Berran went on to play at LaSalle University where she met her husband, Matthew. They moved to Minnesota after college, and Berran has been coaching in the Eagan youth program for 10 years. That includes coaching all four of her children — Mary, Will, Jake and Emma, who played this year on her seventh-grade traveling team.

‘She’s always encouraging us’

Besides coaching, Berran served as the traveling basketball president for the Eagan Athletic Association until this year. She stepped down when she returned to full-time work at Hydra-Flex in order to balance time with family.

Berran had been raising four children at home while coaching and serving with the Eagan Athletic Association on the side. She volunteered at St. John Neumann as a teacher in the Sunday school program and a committee for first Communion. She taught her four children as they came through the program.

Emma Berran said her mother approached teaching the faith with the same enthusiasm she has for coaching. “She’s always encouraging us,” she said.

Those classes, she said, involved a fair amount of craft projects, which her mom loves.

Carrie Berran has also shared that love with her basketball teams as a way to build community. Each season, she makes a picture collage that includes comments from each player and coach about where they succeeded. She normally shares them with the team after the season ends.
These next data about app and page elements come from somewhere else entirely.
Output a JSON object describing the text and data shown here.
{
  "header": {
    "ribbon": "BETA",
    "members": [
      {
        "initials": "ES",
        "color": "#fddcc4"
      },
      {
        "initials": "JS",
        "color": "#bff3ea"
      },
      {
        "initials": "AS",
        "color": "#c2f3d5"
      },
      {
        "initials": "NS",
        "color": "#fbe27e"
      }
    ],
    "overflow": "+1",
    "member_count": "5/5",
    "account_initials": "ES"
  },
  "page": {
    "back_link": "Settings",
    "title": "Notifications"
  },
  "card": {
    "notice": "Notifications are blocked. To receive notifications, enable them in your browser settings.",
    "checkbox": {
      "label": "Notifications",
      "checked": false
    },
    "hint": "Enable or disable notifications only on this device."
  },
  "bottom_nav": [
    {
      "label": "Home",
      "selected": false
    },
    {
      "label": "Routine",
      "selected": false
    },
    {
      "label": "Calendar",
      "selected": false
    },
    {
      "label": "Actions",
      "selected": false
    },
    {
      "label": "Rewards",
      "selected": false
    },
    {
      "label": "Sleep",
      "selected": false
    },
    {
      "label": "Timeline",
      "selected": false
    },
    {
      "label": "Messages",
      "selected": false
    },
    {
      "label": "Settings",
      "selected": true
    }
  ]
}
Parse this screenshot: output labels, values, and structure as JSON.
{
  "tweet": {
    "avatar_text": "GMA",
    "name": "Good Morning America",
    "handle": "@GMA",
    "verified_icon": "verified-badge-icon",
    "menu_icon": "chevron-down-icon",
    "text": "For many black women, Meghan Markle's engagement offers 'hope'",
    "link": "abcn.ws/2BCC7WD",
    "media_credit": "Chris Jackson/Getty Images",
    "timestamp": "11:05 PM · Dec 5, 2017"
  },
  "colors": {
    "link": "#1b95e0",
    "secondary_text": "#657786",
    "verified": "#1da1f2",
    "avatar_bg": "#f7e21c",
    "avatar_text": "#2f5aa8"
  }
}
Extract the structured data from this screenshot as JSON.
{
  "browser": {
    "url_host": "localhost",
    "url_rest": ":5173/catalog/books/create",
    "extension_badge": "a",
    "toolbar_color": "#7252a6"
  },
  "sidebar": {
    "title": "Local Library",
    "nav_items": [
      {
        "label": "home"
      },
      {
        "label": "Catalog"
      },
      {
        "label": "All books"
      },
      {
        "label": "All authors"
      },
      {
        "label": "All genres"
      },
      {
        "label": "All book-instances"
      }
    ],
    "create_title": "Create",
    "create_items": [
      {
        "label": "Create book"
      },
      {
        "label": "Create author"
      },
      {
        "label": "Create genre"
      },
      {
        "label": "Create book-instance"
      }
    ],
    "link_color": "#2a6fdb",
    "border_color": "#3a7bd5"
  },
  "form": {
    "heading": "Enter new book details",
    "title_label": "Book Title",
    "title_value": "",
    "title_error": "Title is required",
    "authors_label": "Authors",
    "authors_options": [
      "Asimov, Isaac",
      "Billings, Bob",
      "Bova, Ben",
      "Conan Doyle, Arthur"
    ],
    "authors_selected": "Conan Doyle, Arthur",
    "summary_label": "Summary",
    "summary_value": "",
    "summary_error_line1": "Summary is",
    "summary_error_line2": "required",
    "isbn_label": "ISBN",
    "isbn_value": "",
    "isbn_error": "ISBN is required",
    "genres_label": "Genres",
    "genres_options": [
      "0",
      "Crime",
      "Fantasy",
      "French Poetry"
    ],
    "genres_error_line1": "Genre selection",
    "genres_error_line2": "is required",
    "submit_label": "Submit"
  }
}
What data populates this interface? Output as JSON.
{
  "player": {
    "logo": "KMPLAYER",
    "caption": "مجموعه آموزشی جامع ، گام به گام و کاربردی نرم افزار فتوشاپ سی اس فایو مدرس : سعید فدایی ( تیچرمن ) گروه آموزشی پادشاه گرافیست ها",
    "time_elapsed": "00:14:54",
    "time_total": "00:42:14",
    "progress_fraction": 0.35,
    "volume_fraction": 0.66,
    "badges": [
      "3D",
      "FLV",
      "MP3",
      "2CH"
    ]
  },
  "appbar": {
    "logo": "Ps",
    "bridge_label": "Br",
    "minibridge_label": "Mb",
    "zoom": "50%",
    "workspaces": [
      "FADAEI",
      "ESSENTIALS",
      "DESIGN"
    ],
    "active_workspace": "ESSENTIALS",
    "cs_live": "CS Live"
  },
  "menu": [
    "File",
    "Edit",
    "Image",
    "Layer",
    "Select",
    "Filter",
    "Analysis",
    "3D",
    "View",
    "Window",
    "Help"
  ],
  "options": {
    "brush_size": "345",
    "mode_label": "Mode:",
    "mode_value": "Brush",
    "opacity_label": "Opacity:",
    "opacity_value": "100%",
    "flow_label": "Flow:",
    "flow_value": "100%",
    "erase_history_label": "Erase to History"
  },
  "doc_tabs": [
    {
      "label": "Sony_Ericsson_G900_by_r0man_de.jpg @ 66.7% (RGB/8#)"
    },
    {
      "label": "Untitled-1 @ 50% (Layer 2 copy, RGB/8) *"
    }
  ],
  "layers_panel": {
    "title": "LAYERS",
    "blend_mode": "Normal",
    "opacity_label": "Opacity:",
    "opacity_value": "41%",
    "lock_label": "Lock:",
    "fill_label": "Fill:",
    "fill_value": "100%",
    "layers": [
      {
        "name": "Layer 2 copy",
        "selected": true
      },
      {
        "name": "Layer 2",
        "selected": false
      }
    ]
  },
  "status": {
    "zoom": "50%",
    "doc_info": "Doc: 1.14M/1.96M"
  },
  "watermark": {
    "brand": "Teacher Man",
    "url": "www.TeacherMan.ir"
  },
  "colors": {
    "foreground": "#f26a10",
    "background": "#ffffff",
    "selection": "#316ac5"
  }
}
This year, she decided to share it before the state title game. Her team went on to win, but the way they won stood out to her.

“The girls walked into that game not only feeling confident about the game plan, but also confident about their skills and their place on the team,” Berran said. “We could have lost that game, but they just went out there and owned the court.”

Tags: , , , , , ,

Category: Featured, Local News